An experimental "rage" virus spread from a laboratory chimpanzee turns Great Britain into a wasteland sparsely populated by survivors and hyper-violent "infected" who spread the disease by spewing their contaminated blood. This groundbreaking British epic established a new standard for modern zombie movies, with its gritty, digital video aesthetic and frenetic, fast-paced zombie-like "infected." That said, the baddies aren't zombies, but that fact won't be much comfort as they rip your arm off and beat you to a bloody pulp with it.

In this Italian gorefest, a supernatural plague is spread from a mysterious mask throughout an enclosed movie theater, turning the audience into bloodthirsty demons. It boasts a fast pace, over-the-top action and an atmospheric soundtrack that heightens the excitement of the tooth-and-nail battle for survival.

Superbly acted and smartly written with a near-poetic beauty, this Canadian entry in unusually restrained, providing more psychological thrills than outright zombie gut-munching action in the story of a violent madness spread by the spoken word.

A triumph of small-time, independent filmmaking, The Signal manages to craft a chaotic apocalypse with limited means, reveling in the emotional impact of the situation -- that is, a mass mania spread via electronic devices.

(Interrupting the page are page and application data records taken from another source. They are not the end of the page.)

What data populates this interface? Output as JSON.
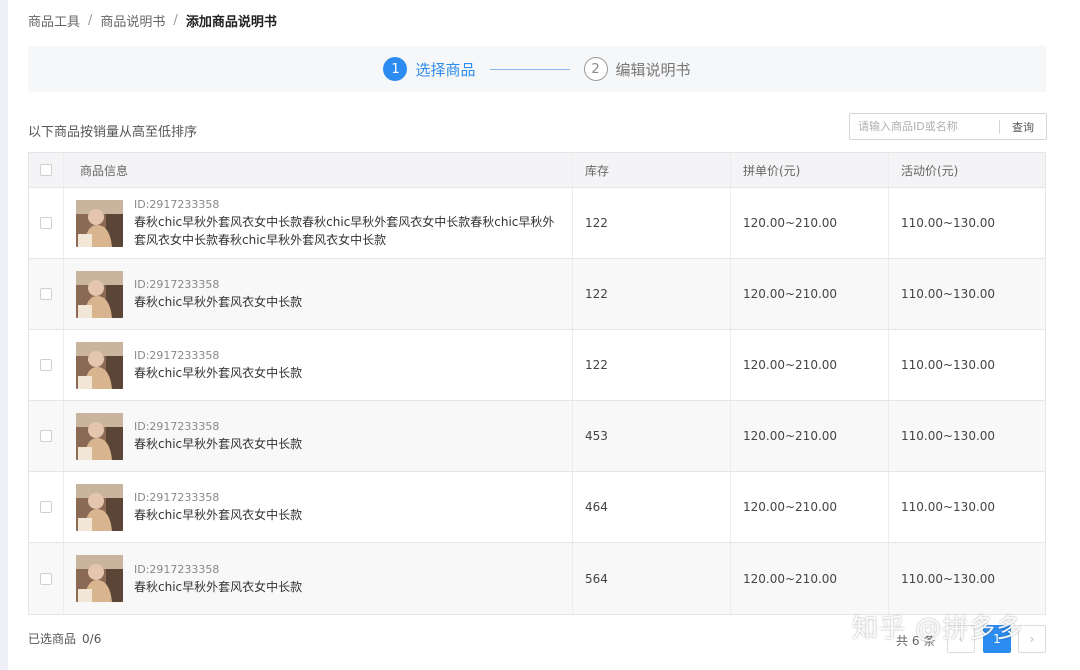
{
  "breadcrumb": {
    "items": [
      "商品工具",
      "商品说明书"
    ],
    "separator": "/",
    "current": "添加商品说明书"
  },
  "steps": [
    {
      "number": "1",
      "label": "选择商品",
      "state": "active"
    },
    {
      "number": "2",
      "label": "编辑说明书",
      "state": "inactive"
    }
  ],
  "toolbar": {
    "sort_note": "以下商品按销量从高至低排序",
    "search_placeholder": "请输入商品ID或名称",
    "search_button": "查询"
  },
  "table": {
    "headers": {
      "info": "商品信息",
      "stock": "库存",
      "group_price": "拼单价(元)",
      "activity_price": "活动价(元)"
    },
    "rows": [
      {
        "id": "ID:2917233358",
        "name": "春秋chic早秋外套风衣女中长款春秋chic早秋外套风衣女中长款春秋chic早秋外套风衣女中长款春秋chic早秋外套风衣女中长款",
        "stock": "122",
        "group_price": "120.00~210.00",
        "activity_price": "110.00~130.00"
      },
      {
        "id": "ID:2917233358",
        "name": "春秋chic早秋外套风衣女中长款",
        "stock": "122",
        "group_price": "120.00~210.00",
        "activity_price": "110.00~130.00"
      },
      {
        "id": "ID:2917233358",
        "name": "春秋chic早秋外套风衣女中长款",
        "stock": "122",
        "group_price": "120.00~210.00",
        "activity_price": "110.00~130.00"
      },
      {
        "id": "ID:2917233358",
        "name": "春秋chic早秋外套风衣女中长款",
        "stock": "453",
        "group_price": "120.00~210.00",
        "activity_price": "110.00~130.00"
      },
      {
        "id": "ID:2917233358",
        "name": "春秋chic早秋外套风衣女中长款",
        "stock": "464",
        "group_price": "120.00~210.00",
        "activity_price": "110.00~130.00"
      },
      {
        "id": "ID:2917233358",
        "name": "春秋chic早秋外套风衣女中长款",
        "stock": "564",
        "group_price": "120.00~210.00",
        "activity_price": "110.00~130.00"
      }
    ]
  },
  "footer": {
    "selected_label": "已选商品",
    "selected_count": "0/6",
    "total": "共 6 条",
    "pager": {
      "prev": "‹",
      "current": "1",
      "next": "›"
    }
  },
  "watermark": "知乎 @拼多多",
  "colors": {
    "accent": "#2d8cf0"
  }
}
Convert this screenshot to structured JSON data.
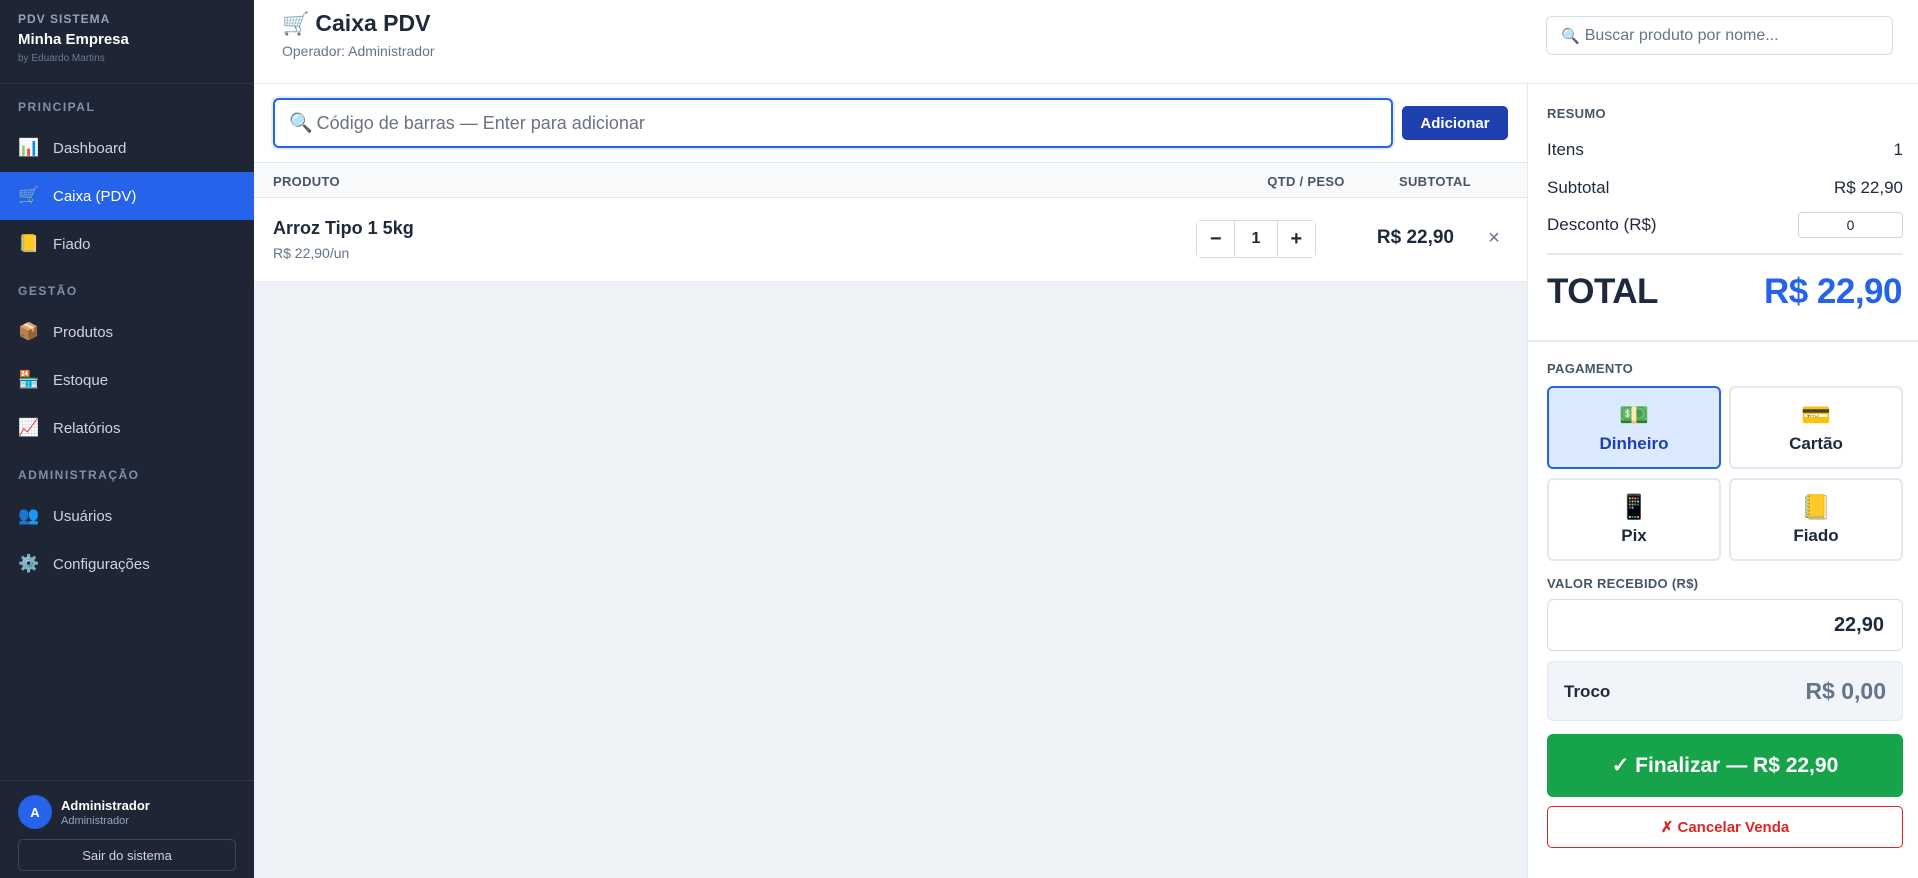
{
  "brand": {
    "system": "PDV SISTEMA",
    "company": "Minha Empresa",
    "by": "by Eduardo Martins"
  },
  "sidebar": {
    "sections": [
      {
        "title": "PRINCIPAL",
        "items": [
          {
            "label": "Dashboard",
            "icon": "bar-chart-icon",
            "glyph": "📊"
          },
          {
            "label": "Caixa (PDV)",
            "icon": "cart-icon",
            "glyph": "🛒",
            "active": true
          },
          {
            "label": "Fiado",
            "icon": "ledger-icon",
            "glyph": "📒"
          }
        ]
      },
      {
        "title": "GESTÃO",
        "items": [
          {
            "label": "Produtos",
            "icon": "package-icon",
            "glyph": "📦"
          },
          {
            "label": "Estoque",
            "icon": "store-icon",
            "glyph": "🏪"
          },
          {
            "label": "Relatórios",
            "icon": "chart-up-icon",
            "glyph": "📈"
          }
        ]
      },
      {
        "title": "ADMINISTRAÇÃO",
        "items": [
          {
            "label": "Usuários",
            "icon": "users-icon",
            "glyph": "👥"
          },
          {
            "label": "Configurações",
            "icon": "gear-icon",
            "glyph": "⚙️"
          }
        ]
      }
    ]
  },
  "user": {
    "initial": "A",
    "name": "Administrador",
    "role": "Administrador",
    "logout_label": "Sair do sistema"
  },
  "header": {
    "title": "Caixa PDV",
    "title_icon": "🛒",
    "operator": "Operador: Administrador",
    "search_icon": "🔍",
    "search_placeholder": "Buscar produto por nome..."
  },
  "scan": {
    "icon": "🔍",
    "placeholder": "Código de barras — Enter para adicionar",
    "add_label": "Adicionar"
  },
  "table": {
    "columns": {
      "product": "PRODUTO",
      "qty": "QTD / PESO",
      "subtotal": "SUBTOTAL"
    },
    "rows": [
      {
        "name": "Arroz Tipo 1 5kg",
        "unit_price": "R$ 22,90/un",
        "qty": "1",
        "subtotal": "R$ 22,90",
        "minus": "−",
        "plus": "+",
        "remove": "×"
      }
    ]
  },
  "summary": {
    "title": "RESUMO",
    "items_label": "Itens",
    "items_value": "1",
    "subtotal_label": "Subtotal",
    "subtotal_value": "R$ 22,90",
    "discount_label": "Desconto (R$)",
    "discount_value": "0",
    "total_label": "TOTAL",
    "total_value": "R$ 22,90"
  },
  "payment": {
    "title": "PAGAMENTO",
    "methods": [
      {
        "label": "Dinheiro",
        "glyph": "💵",
        "icon": "cash-icon",
        "active": true
      },
      {
        "label": "Cartão",
        "glyph": "💳",
        "icon": "card-icon"
      },
      {
        "label": "Pix",
        "glyph": "📱",
        "icon": "phone-icon"
      },
      {
        "label": "Fiado",
        "glyph": "📒",
        "icon": "ledger-icon"
      }
    ],
    "received_label": "VALOR RECEBIDO (R$)",
    "received_value": "22,90",
    "change_label": "Troco",
    "change_value": "R$ 0,00",
    "finish_label": "✓ Finalizar — R$ 22,90",
    "cancel_label": "✗ Cancelar Venda"
  },
  "colors": {
    "accent": "#2563eb",
    "sidebar_bg": "#1e2535",
    "success": "#16a34a",
    "danger": "#dc2626"
  }
}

Its unique three-act, three-director storytelling format delivers an offbeat indie vibe little seen in horror movies, touching seemingly every genre -- horror, action, sci-fi, drama, romance, comedy -- with equal agility and aplomb.